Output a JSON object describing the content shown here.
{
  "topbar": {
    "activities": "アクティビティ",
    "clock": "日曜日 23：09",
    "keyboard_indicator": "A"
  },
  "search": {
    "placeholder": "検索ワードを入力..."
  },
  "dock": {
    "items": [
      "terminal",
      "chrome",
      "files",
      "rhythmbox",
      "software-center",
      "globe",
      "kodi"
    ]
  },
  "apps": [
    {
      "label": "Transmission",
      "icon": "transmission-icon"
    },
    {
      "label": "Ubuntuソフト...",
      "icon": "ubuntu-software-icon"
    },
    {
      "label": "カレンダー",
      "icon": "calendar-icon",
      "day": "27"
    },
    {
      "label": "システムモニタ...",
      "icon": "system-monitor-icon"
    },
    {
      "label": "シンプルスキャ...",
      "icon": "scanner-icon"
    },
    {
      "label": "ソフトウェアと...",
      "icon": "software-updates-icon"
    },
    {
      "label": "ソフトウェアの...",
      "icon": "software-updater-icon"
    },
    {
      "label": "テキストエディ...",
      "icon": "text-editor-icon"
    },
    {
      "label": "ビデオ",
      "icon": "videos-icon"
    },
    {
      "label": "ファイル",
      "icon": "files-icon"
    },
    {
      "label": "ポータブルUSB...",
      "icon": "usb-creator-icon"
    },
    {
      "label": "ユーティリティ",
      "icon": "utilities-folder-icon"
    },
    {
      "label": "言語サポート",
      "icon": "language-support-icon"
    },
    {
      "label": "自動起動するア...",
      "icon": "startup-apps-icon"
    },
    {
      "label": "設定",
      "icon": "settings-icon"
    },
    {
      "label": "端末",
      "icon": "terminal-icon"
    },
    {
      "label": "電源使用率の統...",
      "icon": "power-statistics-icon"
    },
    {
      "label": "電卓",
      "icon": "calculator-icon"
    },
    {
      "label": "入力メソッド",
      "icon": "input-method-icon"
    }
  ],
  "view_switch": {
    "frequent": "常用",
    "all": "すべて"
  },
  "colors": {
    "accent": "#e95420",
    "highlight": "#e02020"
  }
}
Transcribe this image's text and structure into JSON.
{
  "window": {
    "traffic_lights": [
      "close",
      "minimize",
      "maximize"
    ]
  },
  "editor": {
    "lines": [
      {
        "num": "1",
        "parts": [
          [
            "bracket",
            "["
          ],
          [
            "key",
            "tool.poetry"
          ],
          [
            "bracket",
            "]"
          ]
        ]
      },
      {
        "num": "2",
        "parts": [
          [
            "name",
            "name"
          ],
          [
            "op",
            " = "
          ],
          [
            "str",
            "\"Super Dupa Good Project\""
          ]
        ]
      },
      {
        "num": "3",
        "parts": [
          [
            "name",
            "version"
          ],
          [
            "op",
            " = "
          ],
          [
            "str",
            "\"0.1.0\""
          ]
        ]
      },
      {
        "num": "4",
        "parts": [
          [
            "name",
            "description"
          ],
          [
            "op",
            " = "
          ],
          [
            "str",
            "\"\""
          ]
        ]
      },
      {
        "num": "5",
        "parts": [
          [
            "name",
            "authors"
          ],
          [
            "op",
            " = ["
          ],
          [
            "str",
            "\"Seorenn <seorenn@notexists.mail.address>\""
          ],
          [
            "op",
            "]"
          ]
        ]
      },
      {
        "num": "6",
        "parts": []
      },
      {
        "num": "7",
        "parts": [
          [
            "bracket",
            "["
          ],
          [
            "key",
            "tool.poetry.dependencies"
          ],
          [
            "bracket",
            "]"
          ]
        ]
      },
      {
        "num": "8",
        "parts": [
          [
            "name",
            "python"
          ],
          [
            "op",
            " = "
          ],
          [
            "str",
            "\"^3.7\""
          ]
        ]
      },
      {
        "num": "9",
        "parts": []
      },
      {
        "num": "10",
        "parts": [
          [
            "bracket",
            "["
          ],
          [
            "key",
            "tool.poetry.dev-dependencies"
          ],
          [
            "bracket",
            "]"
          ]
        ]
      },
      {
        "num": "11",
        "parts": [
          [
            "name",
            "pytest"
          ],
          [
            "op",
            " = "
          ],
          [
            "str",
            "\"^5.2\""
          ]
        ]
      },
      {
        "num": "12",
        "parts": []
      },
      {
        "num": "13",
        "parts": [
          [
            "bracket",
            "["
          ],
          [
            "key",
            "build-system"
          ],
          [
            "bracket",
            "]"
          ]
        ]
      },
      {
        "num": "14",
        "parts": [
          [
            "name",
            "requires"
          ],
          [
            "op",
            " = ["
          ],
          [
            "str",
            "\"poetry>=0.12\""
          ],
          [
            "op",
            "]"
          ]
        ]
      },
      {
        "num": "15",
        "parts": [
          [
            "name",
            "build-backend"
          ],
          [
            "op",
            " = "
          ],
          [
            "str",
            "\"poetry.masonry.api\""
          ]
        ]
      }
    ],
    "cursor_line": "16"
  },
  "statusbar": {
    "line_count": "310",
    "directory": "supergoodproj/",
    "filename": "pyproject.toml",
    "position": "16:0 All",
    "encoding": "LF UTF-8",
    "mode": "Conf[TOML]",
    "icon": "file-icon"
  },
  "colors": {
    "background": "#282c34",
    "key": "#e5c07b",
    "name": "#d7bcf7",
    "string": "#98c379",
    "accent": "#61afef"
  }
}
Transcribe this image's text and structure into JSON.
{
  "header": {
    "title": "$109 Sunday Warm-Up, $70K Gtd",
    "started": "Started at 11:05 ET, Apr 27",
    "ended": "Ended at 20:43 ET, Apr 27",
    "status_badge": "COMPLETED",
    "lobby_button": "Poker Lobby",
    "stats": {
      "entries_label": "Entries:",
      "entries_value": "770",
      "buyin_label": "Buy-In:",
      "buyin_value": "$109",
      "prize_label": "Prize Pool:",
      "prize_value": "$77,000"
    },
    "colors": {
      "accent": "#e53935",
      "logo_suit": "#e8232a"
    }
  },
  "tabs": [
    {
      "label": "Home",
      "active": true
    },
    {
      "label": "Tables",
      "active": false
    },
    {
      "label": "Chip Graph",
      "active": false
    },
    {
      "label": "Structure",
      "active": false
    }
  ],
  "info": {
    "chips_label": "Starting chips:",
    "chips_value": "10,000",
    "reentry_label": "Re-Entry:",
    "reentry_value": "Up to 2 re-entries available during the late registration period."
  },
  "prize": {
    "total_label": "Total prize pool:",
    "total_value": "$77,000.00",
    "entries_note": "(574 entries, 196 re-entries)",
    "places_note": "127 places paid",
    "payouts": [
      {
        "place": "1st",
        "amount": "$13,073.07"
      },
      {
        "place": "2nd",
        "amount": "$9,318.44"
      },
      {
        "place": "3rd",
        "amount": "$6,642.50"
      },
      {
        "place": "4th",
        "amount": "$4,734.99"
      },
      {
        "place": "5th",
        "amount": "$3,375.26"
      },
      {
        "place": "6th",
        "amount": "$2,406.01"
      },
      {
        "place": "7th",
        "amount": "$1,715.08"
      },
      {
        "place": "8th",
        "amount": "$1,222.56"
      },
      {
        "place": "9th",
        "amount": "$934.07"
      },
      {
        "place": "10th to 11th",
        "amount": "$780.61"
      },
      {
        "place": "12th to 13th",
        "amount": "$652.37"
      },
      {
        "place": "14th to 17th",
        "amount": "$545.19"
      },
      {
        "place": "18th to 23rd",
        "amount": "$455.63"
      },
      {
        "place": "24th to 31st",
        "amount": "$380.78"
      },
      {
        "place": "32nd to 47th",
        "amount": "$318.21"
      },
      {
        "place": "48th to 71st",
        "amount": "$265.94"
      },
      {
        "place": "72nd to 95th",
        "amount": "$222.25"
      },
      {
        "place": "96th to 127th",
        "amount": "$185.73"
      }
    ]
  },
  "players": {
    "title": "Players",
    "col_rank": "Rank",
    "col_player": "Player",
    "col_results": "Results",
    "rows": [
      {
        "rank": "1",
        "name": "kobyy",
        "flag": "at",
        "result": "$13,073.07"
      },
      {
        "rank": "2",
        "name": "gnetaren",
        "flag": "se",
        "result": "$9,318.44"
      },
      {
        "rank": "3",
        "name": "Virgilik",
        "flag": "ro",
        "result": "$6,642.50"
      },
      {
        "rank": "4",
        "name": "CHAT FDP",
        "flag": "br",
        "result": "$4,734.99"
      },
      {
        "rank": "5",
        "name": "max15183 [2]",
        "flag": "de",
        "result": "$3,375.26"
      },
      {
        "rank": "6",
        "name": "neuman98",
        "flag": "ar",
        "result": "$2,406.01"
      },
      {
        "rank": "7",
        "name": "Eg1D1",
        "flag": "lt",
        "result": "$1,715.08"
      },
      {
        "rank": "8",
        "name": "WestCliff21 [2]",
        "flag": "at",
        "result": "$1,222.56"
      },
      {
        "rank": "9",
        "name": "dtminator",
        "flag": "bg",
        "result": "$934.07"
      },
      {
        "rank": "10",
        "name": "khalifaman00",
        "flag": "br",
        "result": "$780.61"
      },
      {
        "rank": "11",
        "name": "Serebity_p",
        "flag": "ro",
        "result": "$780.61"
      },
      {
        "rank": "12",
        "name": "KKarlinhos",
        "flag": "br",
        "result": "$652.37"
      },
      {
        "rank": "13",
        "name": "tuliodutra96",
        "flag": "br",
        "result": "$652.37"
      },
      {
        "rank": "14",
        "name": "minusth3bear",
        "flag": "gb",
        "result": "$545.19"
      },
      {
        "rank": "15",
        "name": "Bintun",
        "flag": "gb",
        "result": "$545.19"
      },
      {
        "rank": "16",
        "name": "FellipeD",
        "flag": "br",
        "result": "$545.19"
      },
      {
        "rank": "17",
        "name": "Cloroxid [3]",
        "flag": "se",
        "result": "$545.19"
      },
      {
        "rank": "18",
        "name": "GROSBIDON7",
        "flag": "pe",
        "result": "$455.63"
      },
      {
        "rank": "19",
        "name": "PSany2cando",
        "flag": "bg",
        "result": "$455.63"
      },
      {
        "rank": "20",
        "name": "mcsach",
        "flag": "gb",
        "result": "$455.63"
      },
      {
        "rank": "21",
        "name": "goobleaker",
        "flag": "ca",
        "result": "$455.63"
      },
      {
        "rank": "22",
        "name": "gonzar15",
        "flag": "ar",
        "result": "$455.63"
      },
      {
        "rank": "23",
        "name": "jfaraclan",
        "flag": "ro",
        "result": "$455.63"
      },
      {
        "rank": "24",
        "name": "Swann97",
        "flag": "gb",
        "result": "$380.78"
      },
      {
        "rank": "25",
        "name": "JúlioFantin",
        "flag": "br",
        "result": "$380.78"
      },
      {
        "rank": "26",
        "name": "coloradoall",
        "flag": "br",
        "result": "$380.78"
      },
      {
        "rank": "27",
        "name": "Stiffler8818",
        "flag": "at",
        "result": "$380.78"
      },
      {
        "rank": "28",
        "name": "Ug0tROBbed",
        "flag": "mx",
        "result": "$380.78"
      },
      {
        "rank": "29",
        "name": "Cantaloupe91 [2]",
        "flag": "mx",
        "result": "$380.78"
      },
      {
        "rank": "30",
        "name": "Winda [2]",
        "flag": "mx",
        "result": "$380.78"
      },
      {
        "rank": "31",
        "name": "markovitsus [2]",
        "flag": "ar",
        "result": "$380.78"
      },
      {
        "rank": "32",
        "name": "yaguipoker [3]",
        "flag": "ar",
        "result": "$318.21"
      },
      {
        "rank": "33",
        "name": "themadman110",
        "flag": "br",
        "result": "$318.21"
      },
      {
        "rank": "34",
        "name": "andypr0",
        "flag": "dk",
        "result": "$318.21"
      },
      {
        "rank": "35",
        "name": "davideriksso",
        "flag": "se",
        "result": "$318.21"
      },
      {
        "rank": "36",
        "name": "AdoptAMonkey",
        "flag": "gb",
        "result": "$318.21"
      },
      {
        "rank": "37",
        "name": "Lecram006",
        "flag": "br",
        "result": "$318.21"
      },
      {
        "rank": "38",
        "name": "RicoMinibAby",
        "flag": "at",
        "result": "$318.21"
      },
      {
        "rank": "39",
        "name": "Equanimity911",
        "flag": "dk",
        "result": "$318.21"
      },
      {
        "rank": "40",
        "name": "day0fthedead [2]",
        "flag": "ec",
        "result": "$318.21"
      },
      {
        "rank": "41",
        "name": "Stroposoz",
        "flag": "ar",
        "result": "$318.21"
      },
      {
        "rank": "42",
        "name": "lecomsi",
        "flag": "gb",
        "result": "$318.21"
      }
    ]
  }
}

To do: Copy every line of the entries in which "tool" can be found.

Response:
            "tool.poetry"
            "tool.poetry.dependencies"
            "tool.poetry.dev-dependencies"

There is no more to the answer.